The Myitkyina OffensiveGeneral Joseph Stilwell (march 19, 1883 - October 12, 1946) planned the Myitkyina Offensive, an invasion of northern Burma that resulted in the capture of the town of Myitkyina from the Japanese. Launched in April 1944, the offensive slogged through the monsoon season and ended in a costly months-long siege of Myitkyina, which finally fell on August 4, 1944. Stilwell was pleased with this result, but the soldiers under his command paid the price. One unit, the famed Merrill's Marauders, officially known as the 5307th Composite Unit, was so battle fatigued and disease ridden (a particularly virulent outbreak of amoebic dysentery severely hampered the unit's overall health) that the unit's medics continually asked for the whole unit to be relieved and sent to the rear to recuperate.
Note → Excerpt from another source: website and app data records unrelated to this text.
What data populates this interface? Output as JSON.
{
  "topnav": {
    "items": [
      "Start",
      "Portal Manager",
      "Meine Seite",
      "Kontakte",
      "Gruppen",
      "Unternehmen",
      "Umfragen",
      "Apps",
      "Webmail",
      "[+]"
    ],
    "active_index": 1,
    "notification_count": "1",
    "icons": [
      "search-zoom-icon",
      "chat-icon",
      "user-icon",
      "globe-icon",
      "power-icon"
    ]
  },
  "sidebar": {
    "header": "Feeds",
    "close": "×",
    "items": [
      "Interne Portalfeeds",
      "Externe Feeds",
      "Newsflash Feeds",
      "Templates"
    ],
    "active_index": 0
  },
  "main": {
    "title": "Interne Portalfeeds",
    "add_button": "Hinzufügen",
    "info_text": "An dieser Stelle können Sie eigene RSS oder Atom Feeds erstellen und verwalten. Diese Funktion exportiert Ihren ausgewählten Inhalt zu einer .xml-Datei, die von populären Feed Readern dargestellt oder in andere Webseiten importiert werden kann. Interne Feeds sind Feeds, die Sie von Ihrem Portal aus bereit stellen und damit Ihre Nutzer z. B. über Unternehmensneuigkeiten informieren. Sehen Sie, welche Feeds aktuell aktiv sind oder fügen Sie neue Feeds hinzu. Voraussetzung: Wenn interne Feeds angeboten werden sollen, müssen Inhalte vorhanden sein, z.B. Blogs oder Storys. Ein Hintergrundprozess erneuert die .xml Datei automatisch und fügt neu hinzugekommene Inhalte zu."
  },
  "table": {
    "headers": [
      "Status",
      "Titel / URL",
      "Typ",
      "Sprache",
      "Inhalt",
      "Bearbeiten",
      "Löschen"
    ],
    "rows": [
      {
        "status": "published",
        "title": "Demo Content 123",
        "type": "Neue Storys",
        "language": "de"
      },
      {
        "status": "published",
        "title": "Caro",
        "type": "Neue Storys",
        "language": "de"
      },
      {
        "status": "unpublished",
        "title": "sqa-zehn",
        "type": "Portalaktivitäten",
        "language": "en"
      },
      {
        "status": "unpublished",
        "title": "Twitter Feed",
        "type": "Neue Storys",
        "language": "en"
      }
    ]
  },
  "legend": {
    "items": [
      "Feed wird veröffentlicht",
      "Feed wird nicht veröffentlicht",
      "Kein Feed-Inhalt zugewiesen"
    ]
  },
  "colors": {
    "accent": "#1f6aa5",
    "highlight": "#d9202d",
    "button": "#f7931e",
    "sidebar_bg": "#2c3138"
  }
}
Stilwell continually ignored these requests, and by the end of the siege of Myitkyina, only 130 combat-effective men remained in the 5307th, out of an original complement of 2,997.
Publication History and CensusThis map was originally drawn by Robert M. Chapin Jr. to accompany an article detailing the fighting in India and Burma published in TIME magazine on April 17, 1944. The present example is a separately issued enlargement of the map published in TIME. It also bears a collection stamp from the Ashtabula Public Library in Ohio on verso. We have contacted the library and confirmed that it was legally deaccessioned. Two examples of the present map are cataloged in OCLC, at Franklin and Marshall College and the Osher Map Library at the University of Southern Maine.
Robert M. Chapin Jr. (fl. 1933 - 1970) was a prominent architect, cartographer and illustrator active during World War II and the Cold War. Chapin graduated from the University of Pennsylvania in 1933 with a degree in architecture. Since this was the height of the Great Depression, and architects in low demand, he instead took work as a staff cartographer at Newsweek. Catching the attention of Manfred Gottfried of Time, Chapin was offered an accepted a position at the head of Time's cartography department. He remained with Time for some 33 years, from 1937 to 1970, often drawn 2 - 3 new thematic maps weekly. With an architect's gift visualizing information, Chapin became a skilled informational cartographer, heading the cartography department at Time Magazine. Chapin, like Fortune Magazine chief cartographer, Richard Edes Harrison, Chapin was at the forefront of infographic propaganda cartography, a genre that matured during the World War II Era and remains popular today. Working for Time Magazine, Chapin developed a signature style for his long run of 'War Maps.' Chapin was known for his maverick airbrush technique which lead to strong color splashes and intense shading. He also incorporated celluloid stencils to illustrate bomb explosions, flags, sinking ships, and more - generating a instantly recognizable standardized style. Chapin's Time war maps were further distinctive for their use of strong bold reds as a universal symbol of hostility. Chapin graduated from the University of Pennsylvania in 1933 with a degree in architecture. Since this was the height of the Great Depression, an d architects in low demand, he instead took work as a staff cartographer at Newsweek. Catching the attention of Manfred Gottfried of Time, Chapin was offered an accepted a position at the head of Time's cartography department. He remained with Time for some 33 years, from 1937 to 1970, often drawn 2 - 3 new thematic maps weekly. Chapin live in Sharon Connecticut. Learn More...
Fair. Exhibits wear along original fold lines. Verso repairs to fold separations. Closed tears extending three (3) inches within printed area professionally repaired on verso. Exhibits several small areas of infill.